Sun Valley: Reuters returns to Idaho

Nearly every powerful media and technology executive you can think of will be camping out in the idyllic and affluent ski resort town of Sun Valley this week. They have aimed their Gulfstreams squarely at Idaho so they can show up at the 27th edition of Allen & Co’s media and technology conference, which investment banker Herb Allen holds every summer here.

That means nearly every media reporter you can think of will be hovering among the hedgerows and parking lots (and in the bar, naturally), waiting to get a few precious seconds with super-wattage movie executives from DreamWorks’s Jeffrey Katzenberg to Paramount’s Brad Grey, technology heavyweights such as Michael Dell and Bill Gates, media kingpins Philippe Dauman and Rupert Murdoch and fresh-faced startup darlings like Facebook’s Mark Zuckerberg, Twitter’s Evan Williams and Ning’s Gina Bianchini.

Reuters, of course, will be among the press crew at the scene.

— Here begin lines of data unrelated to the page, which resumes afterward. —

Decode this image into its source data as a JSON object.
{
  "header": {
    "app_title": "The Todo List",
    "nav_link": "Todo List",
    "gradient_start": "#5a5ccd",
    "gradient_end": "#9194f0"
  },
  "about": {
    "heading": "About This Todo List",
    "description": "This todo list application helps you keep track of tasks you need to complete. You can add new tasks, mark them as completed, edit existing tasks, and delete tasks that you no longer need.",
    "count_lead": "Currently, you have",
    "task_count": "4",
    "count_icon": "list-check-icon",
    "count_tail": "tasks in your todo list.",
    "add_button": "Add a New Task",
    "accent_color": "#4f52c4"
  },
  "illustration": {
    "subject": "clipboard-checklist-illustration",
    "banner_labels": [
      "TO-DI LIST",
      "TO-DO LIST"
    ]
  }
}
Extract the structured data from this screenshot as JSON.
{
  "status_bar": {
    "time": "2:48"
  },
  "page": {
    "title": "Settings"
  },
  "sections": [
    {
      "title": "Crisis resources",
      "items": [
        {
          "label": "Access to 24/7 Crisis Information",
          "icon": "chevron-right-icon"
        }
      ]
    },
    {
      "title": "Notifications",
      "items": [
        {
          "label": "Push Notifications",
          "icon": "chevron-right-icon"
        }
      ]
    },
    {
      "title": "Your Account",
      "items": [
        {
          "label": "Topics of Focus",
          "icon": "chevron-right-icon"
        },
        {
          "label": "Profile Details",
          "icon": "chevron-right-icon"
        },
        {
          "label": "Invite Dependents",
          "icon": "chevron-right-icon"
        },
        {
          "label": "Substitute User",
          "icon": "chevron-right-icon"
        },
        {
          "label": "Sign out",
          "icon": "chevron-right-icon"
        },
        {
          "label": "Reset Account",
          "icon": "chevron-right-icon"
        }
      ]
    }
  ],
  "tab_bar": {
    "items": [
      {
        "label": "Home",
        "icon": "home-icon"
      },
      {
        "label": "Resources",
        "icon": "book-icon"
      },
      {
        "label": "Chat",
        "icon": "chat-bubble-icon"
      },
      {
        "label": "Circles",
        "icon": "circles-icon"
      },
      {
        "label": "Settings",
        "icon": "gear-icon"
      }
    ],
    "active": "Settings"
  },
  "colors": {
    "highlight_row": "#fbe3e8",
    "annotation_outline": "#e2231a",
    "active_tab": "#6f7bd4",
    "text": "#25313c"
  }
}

Reporters Yinka Adegoke and Alexei Oreskovic will show up, as will I, and photographer Rick Wilking will be shooting the pictures that at Sun Valley often tell a more eloquent story than any text dispatch can.